We need to qualify first.  That’s what this year’s all about.  

Taking a look at the expected field, which other countries are you looking for to offer up the best competition in Rio?

In the past it used to be the US and Brazil and maybe China, and the list is very, very long.  The primary opponents other than the Brazilians would be the Germans, the Chinese, the Italians, the Swiss, the Australians…it really is a long list.  The world has embraced out sport.

There are no easy matches.  There are twenty-four teams and every one is going to be capable. 

I’m a firm believer in that if April and I have all the tools, and we do our jobs, we can make it happen.

With this to be your fifth time, what it is that you look forward to most in Olympic competition?

I want to say winning, but you know, it’s just the whole Olympic spirit.  The Olympics are such a unifier.  Anything that brings our country together.  Anything that brings the world together.

I know there’s always politics involved, but I think the Olympics are a pretty pure movement and it’s really a fun thing to be a part of.  Fighting for a gold medal for the best country in the world is one of the most humbling and inspired things I’ve ever done.  And I hope to do it again.

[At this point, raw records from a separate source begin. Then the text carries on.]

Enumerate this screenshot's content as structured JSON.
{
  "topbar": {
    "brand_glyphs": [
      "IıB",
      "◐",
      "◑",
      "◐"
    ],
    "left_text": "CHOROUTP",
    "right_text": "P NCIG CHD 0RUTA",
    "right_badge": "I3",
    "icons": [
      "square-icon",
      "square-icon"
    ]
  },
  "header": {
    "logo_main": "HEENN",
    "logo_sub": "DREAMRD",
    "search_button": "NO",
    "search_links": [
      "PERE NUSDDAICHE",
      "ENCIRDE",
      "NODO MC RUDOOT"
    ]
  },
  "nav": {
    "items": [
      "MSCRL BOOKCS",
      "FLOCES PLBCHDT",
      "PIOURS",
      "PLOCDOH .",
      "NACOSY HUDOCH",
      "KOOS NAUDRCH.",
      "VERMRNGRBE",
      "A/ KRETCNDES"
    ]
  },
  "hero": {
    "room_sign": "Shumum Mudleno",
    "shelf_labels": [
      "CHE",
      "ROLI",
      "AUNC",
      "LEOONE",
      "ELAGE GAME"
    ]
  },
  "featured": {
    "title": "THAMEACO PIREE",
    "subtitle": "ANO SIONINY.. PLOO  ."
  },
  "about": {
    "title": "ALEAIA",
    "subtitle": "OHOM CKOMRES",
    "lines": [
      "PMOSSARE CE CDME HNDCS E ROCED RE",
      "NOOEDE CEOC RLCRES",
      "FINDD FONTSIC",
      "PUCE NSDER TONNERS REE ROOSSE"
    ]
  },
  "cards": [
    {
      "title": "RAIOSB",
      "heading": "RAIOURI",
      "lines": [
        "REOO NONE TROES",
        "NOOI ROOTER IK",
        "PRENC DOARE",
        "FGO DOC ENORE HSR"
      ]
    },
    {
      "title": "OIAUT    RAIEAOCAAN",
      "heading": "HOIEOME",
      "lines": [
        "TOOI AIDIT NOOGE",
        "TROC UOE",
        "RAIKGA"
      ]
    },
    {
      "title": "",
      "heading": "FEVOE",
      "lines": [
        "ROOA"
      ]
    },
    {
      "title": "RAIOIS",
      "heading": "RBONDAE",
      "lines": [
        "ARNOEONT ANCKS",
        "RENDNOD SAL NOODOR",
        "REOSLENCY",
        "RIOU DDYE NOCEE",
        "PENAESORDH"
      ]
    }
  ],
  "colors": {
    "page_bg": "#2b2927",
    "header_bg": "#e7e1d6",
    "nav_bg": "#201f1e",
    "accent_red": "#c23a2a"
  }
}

The whole experience is just priceless, and I’m there for one reason.  That’s to win.